Print out each record, keeping it identical to the original.

[[ RECORD EXTRACTS, beginning ]]

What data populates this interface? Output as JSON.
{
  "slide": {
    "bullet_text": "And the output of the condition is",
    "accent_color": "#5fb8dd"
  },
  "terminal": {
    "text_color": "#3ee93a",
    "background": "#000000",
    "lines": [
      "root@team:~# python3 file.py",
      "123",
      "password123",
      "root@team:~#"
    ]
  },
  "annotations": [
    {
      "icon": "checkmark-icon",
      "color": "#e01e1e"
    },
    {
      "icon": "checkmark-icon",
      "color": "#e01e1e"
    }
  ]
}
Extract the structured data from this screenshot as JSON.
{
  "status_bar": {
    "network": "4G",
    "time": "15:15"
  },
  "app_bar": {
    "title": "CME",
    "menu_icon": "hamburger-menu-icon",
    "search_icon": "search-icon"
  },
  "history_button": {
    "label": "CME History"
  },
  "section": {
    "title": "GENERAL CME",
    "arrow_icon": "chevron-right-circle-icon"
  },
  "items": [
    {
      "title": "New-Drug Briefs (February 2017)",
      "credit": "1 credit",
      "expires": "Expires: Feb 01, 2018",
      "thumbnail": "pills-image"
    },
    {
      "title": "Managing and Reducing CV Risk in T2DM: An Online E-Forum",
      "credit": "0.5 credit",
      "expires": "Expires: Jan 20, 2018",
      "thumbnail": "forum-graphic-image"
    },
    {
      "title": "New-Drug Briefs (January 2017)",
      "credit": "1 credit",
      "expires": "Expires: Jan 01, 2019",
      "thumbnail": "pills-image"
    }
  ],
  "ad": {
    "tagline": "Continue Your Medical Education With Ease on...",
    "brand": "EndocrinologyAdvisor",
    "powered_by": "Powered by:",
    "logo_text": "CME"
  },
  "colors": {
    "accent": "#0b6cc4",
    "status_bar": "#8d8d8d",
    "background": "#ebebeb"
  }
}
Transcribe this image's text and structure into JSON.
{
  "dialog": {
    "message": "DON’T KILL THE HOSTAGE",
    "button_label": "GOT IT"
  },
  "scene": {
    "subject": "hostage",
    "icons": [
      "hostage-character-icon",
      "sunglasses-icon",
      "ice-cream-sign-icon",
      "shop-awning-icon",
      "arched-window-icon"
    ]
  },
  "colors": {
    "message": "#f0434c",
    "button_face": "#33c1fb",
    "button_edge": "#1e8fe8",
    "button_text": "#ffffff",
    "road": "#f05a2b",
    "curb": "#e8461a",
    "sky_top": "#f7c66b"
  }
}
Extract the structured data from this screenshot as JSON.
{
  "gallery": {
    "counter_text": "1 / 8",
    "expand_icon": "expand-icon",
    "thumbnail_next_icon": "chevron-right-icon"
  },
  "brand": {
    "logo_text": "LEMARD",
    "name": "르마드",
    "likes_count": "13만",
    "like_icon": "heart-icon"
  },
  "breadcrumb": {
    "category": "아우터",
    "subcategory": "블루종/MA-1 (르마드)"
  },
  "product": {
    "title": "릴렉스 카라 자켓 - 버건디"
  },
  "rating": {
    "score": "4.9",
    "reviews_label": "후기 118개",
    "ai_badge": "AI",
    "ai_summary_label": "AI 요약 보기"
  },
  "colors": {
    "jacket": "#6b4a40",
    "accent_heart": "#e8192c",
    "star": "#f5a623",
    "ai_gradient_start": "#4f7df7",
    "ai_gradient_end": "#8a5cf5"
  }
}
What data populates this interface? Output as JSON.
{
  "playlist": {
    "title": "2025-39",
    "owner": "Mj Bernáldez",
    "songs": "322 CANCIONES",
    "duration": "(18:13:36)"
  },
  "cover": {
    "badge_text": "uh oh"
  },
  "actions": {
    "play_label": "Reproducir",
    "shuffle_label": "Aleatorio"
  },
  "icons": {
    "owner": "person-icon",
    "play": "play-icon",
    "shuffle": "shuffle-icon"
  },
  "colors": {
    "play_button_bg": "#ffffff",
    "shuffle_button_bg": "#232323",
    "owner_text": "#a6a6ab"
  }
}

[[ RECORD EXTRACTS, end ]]

THE COMPLETED TASK →
What data populates this interface? Output as JSON.
{
  "slide": {
    "bullet_text": "And the output of the condition is",
    "accent_color": "#5fb8dd"
  },
  "terminal": {
    "text_color": "#3ee93a",
    "background": "#000000",
    "lines": [
      "root@team:~# python3 file.py",
      "123",
      "password123",
      "root@team:~#"
    ]
  },
  "annotations": [
    {
      "icon": "checkmark-icon",
      "color": "#e01e1e"
    },
    {
      "icon": "checkmark-icon",
      "color": "#e01e1e"
    }
  ]
}
Extract the structured data from this screenshot as JSON.
{
  "status_bar": {
    "network": "4G",
    "time": "15:15"
  },
  "app_bar": {
    "title": "CME",
    "menu_icon": "hamburger-menu-icon",
    "search_icon": "search-icon"
  },
  "history_button": {
    "label": "CME History"
  },
  "section": {
    "title": "GENERAL CME",
    "arrow_icon": "chevron-right-circle-icon"
  },
  "items": [
    {
      "title": "New-Drug Briefs (February 2017)",
      "credit": "1 credit",
      "expires": "Expires: Feb 01, 2018",
      "thumbnail": "pills-image"
    },
    {
      "title": "Managing and Reducing CV Risk in T2DM: An Online E-Forum",
      "credit": "0.5 credit",
      "expires": "Expires: Jan 20, 2018",
      "thumbnail": "forum-graphic-image"
    },
    {
      "title": "New-Drug Briefs (January 2017)",
      "credit": "1 credit",
      "expires": "Expires: Jan 01, 2019",
      "thumbnail": "pills-image"
    }
  ],
  "ad": {
    "tagline": "Continue Your Medical Education With Ease on...",
    "brand": "EndocrinologyAdvisor",
    "powered_by": "Powered by:",
    "logo_text": "CME"
  },
  "colors": {
    "accent": "#0b6cc4",
    "status_bar": "#8d8d8d",
    "background": "#ebebeb"
  }
}
Transcribe this image's text and structure into JSON.
{
  "dialog": {
    "message": "DON’T KILL THE HOSTAGE",
    "button_label": "GOT IT"
  },
  "scene": {
    "subject": "hostage",
    "icons": [
      "hostage-character-icon",
      "sunglasses-icon",
      "ice-cream-sign-icon",
      "shop-awning-icon",
      "arched-window-icon"
    ]
  },
  "colors": {
    "message": "#f0434c",
    "button_face": "#33c1fb",
    "button_edge": "#1e8fe8",
    "button_text": "#ffffff",
    "road": "#f05a2b",
    "curb": "#e8461a",
    "sky_top": "#f7c66b"
  }
}
Extract the structured data from this screenshot as JSON.
{
  "gallery": {
    "counter_text": "1 / 8",
    "expand_icon": "expand-icon",
    "thumbnail_next_icon": "chevron-right-icon"
  },
  "brand": {
    "logo_text": "LEMARD",
    "name": "르마드",
    "likes_count": "13만",
    "like_icon": "heart-icon"
  },
  "breadcrumb": {
    "category": "아우터",
    "subcategory": "블루종/MA-1 (르마드)"
  },
  "product": {
    "title": "릴렉스 카라 자켓 - 버건디"
  },
  "rating": {
    "score": "4.9",
    "reviews_label": "후기 118개",
    "ai_badge": "AI",
    "ai_summary_label": "AI 요약 보기"
  },
  "colors": {
    "jacket": "#6b4a40",
    "accent_heart": "#e8192c",
    "star": "#f5a623",
    "ai_gradient_start": "#4f7df7",
    "ai_gradient_end": "#8a5cf5"
  }
}
What data populates this interface? Output as JSON.
{
  "playlist": {
    "title": "2025-39",
    "owner": "Mj Bernáldez",
    "songs": "322 CANCIONES",
    "duration": "(18:13:36)"
  },
  "cover": {
    "badge_text": "uh oh"
  },
  "actions": {
    "play_label": "Reproducir",
    "shuffle_label": "Aleatorio"
  },
  "icons": {
    "owner": "person-icon",
    "play": "play-icon",
    "shuffle": "shuffle-icon"
  },
  "colors": {
    "play_button_bg": "#ffffff",
    "shuffle_button_bg": "#232323",
    "owner_text": "#a6a6ab"
  }
}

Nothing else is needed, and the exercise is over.